In a landmark decision the Forest Stewardship Council (FSC) International Board of Directors have chosen to disassociate from Malaysian timber company Sabah Forest Industries (SFI) and their Indian parent Ballapur Industries Limited (BILT) due to repeated violations of the workers’ rights of members of the Sabah Timber Industry Employees Union (STIEU). This is the first time a timber company has been disassociated from FSC on the grounds of workers’ rights violations. 

"With this decision FSC are clearly drawing a line in the sand", said BWI General Secretary Ambet Yuson. "Consumers purchasing certified timber do so because it meets certain social and environmental criteria, including the protection of workers' rights. In our eyes this decision to disassociate embodies the FSC label with even greater legitimacy, and will serve as a powerful example for other employers in the industry." 

The decision comes after an investigation by an independent complaints panel (responding to a BWI complaint), concluding there was clear and convincing evidence that SFI had not complied with ILO Core Conventions 87 (Freedom of Association) and 98 (Collective Bargaining). The FSC Board enumerated a number of corrective measures to be taken by SFI and BILT, and required SFI and its parent company BILT to submit an action plan and a progress report by 24 June 2016. 

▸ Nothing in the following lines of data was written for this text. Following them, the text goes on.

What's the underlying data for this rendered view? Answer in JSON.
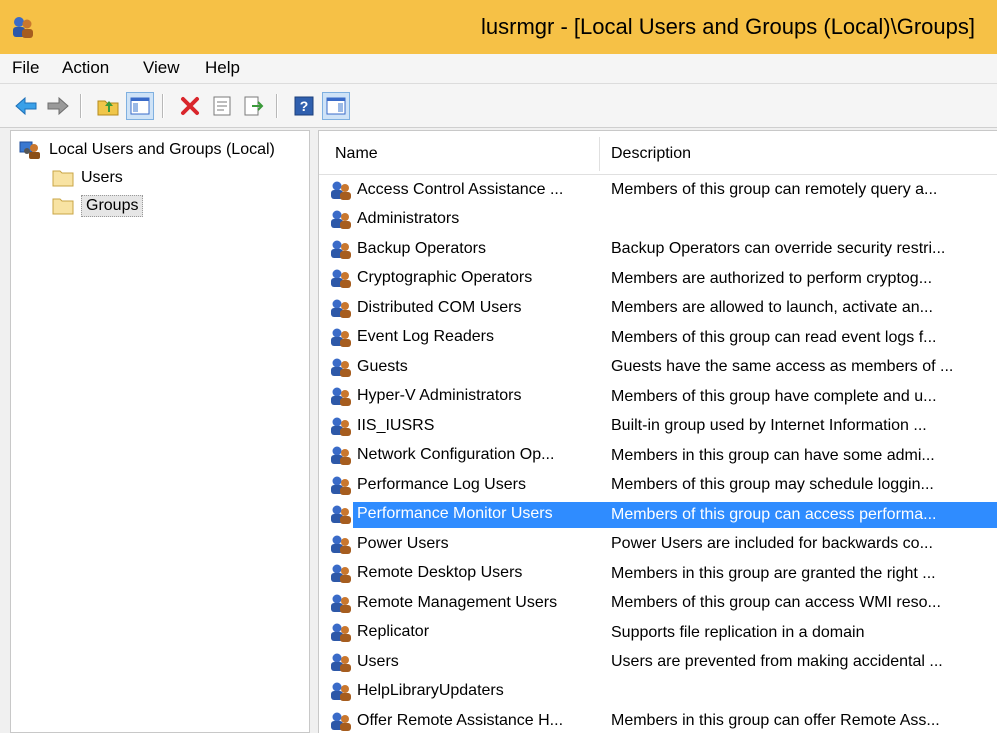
{
  "window": {
    "title": "lusrmgr - [Local Users and Groups (Local)\\Groups]",
    "titlebar_color": "#f6c146"
  },
  "menu": [
    "File",
    "Action",
    "View",
    "Help"
  ],
  "toolbar": {
    "buttons": [
      "back-arrow-icon",
      "forward-arrow-icon",
      "up-folder-icon",
      "show-hide-console-tree-icon",
      "delete-icon",
      "properties-icon",
      "export-list-icon",
      "help-icon",
      "show-action-pane-icon"
    ]
  },
  "tree": {
    "root": "Local Users and Groups (Local)",
    "children": [
      "Users",
      "Groups"
    ],
    "selected": "Groups"
  },
  "list": {
    "columns": [
      "Name",
      "Description"
    ],
    "selection_color": "#2f8cff",
    "rows": [
      {
        "name": "Access Control Assistance ...",
        "description": "Members of this group can remotely query a..."
      },
      {
        "name": "Administrators",
        "description": ""
      },
      {
        "name": "Backup Operators",
        "description": "Backup Operators can override security restri..."
      },
      {
        "name": "Cryptographic Operators",
        "description": "Members are authorized to perform cryptog..."
      },
      {
        "name": "Distributed COM Users",
        "description": "Members are allowed to launch, activate an..."
      },
      {
        "name": "Event Log Readers",
        "description": "Members of this group can read event logs f..."
      },
      {
        "name": "Guests",
        "description": "Guests have the same access as members of ..."
      },
      {
        "name": "Hyper-V Administrators",
        "description": "Members of this group have complete and u..."
      },
      {
        "name": "IIS_IUSRS",
        "description": "Built-in group used by Internet Information ..."
      },
      {
        "name": "Network Configuration Op...",
        "description": "Members in this group can have some admi..."
      },
      {
        "name": "Performance Log Users",
        "description": "Members of this group may schedule loggin..."
      },
      {
        "name": "Performance Monitor Users",
        "description": "Members of this group can access performa..."
      },
      {
        "name": "Power Users",
        "description": "Power Users are included for backwards co..."
      },
      {
        "name": "Remote Desktop Users",
        "description": "Members in this group are granted the right ..."
      },
      {
        "name": "Remote Management Users",
        "description": "Members of this group can access WMI reso..."
      },
      {
        "name": "Replicator",
        "description": "Supports file replication in a domain"
      },
      {
        "name": "Users",
        "description": "Users are prevented from making accidental ..."
      },
      {
        "name": "HelpLibraryUpdaters",
        "description": ""
      },
      {
        "name": "Offer Remote Assistance H...",
        "description": "Members in this group can offer Remote Ass..."
      }
    ],
    "selected_index": 11
  }
}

Not only did SFI/BILT fail to submit these documents (even after being granted a week’s grace period), they also failed to comply with the required corrective measures. One such requirement was the withdrawal of all legal action delaying STIEU’s recognition. Not only did SFI not withdraw the pending judicial review proceedings they had filed (regarding a direction from the Minister of Labour effectively requiring recognition), they even appealed the decision after the Sabah High Court rejected their claim. 

STIEU Secretary-General Engrit Liaw said the decision indicated that FSC is firmly on the side of workers. “Certified wood means respect for workers’ rights,” said Liaw, “and that’s why FSC have chosen to disassociate from SFI. While Malaysian law may facilitate violations of workers’ rights, the FSC label holds companies to a higher standard. Companies like SFI are hurting Malaysia’s international reputation as a producer of sustainable timber products that respects clearly defined social and environmental norms. 

“This is a lesson for other companies to comply with the FSC’s Policy for Association or risk disassociation themselves”, Liaw continued. “Further, we are calling on the Malaysian Government to fix the loopholes that allow employers to sidestep union recognition and collective bargaining, otherwise this pattern of behaviour will continue and the international reputation of the Malaysian timber industry will deteriorate altogether.” 

The decision can be viewed by visiting this link.